Existing research concerning the impact of unions on relative wages provides evidence for the existence of significant union/non‐union wage differentials. However, union practices are deemed to have a more pervasive effect on the overall distribution of wages, reducing wage differentials across and within establishments. Attempts to explore union effects on wage dispersion in the context of the Italian labour market. Several indicators of wage dispersion are computed, using both industry and establishment level data, in the attempt to ascertain the different routes through which union presence affects the structure of wages. The empirical evidence shows that Italian trade unions have pursued “egalitarian” objectives and have succeeded in shaping pay policies which, through central and local negotiations, raise low wages and reduce wage differentials both among skill categories and across establishments.
– The purpose of this paper is to estimate the impact of fixed-term contracts (FTCs) on labour productivity, wages (i.e. labour cost), and productivity-wage gaps (i.e. profits).
The purpose of this paper is to estimate the impact of fixed-term contracts (FTCs) on labour productivity, wages (i.e. labour cost), and productivity-wage gaps (i.e. profits).
The authors apply dynamic panel data techniques to detailed Belgian linked employer-employee panel data covering the period 1999-2006.
Results indicate that FTCs exert stronger positive effects on productivity than on wages and (accordingly) that the use of FTCs increases firms’ profitability.

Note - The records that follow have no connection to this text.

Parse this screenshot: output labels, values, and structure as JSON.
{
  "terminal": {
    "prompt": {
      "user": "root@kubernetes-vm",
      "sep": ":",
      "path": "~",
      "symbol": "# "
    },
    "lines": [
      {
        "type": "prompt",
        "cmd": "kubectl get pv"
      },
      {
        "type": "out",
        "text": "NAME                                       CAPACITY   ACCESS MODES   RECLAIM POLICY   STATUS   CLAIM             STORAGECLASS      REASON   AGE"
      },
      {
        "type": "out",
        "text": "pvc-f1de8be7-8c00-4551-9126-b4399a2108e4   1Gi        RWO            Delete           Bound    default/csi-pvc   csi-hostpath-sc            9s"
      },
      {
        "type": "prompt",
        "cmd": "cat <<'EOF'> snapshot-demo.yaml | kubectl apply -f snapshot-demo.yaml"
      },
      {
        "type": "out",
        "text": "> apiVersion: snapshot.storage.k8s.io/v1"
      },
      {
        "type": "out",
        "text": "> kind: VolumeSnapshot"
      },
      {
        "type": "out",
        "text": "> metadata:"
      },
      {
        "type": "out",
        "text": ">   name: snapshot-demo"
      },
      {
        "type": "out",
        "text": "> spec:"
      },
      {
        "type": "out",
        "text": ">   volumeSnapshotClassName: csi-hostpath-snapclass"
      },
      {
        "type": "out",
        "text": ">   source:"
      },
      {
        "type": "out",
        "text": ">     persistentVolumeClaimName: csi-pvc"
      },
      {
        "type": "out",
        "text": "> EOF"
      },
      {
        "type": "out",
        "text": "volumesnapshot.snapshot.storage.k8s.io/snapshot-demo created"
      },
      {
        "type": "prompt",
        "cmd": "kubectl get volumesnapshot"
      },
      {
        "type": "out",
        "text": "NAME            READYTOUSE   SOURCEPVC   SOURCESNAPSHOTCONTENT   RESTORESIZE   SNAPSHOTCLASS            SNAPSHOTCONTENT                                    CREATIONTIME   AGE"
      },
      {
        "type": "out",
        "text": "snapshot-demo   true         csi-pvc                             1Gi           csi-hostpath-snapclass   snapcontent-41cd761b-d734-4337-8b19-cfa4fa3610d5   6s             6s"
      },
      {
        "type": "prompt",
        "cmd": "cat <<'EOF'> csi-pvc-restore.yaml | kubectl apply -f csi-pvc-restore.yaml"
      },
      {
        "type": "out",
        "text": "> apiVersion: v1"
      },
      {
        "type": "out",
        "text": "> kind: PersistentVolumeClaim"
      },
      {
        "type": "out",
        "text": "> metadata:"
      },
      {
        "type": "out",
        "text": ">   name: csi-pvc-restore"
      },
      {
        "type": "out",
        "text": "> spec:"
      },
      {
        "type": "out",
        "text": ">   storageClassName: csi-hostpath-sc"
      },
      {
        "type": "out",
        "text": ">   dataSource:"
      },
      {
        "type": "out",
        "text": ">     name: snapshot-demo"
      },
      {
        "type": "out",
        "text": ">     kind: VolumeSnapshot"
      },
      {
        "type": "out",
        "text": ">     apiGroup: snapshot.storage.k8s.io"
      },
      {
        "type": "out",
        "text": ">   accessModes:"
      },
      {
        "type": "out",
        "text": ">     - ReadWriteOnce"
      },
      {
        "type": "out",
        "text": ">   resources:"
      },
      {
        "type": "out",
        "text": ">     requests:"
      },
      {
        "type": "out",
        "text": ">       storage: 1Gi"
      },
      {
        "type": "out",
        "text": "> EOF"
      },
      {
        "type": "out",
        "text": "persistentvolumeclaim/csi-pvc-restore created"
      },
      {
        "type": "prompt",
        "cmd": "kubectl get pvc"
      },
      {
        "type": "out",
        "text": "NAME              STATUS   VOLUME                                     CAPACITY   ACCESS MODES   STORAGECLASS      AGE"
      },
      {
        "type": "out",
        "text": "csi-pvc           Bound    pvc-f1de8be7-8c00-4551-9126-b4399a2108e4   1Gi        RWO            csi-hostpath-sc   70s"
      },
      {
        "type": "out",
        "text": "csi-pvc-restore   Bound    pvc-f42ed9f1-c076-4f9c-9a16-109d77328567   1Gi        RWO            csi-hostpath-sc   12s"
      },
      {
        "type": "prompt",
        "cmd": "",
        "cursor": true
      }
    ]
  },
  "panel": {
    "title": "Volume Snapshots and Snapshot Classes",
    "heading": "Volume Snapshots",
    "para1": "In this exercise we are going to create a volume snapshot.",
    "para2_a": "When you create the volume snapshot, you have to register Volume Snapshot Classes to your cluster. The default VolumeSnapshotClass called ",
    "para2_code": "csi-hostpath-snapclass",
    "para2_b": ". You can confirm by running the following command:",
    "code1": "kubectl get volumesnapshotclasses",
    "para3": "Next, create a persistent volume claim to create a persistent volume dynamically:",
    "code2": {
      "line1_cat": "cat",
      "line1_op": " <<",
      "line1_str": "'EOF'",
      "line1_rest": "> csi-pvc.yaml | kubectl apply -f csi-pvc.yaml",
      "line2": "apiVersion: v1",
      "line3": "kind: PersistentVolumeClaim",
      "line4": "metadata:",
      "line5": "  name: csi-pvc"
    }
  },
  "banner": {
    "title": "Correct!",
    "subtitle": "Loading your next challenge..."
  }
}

This paper is one of the first to examine the FTC-productivity-wage nexus while addressing three important methodological issues related to the state dependency of the three explained variables, to firm time-invariant heterogeneity, and to the endogeneity of FTCs.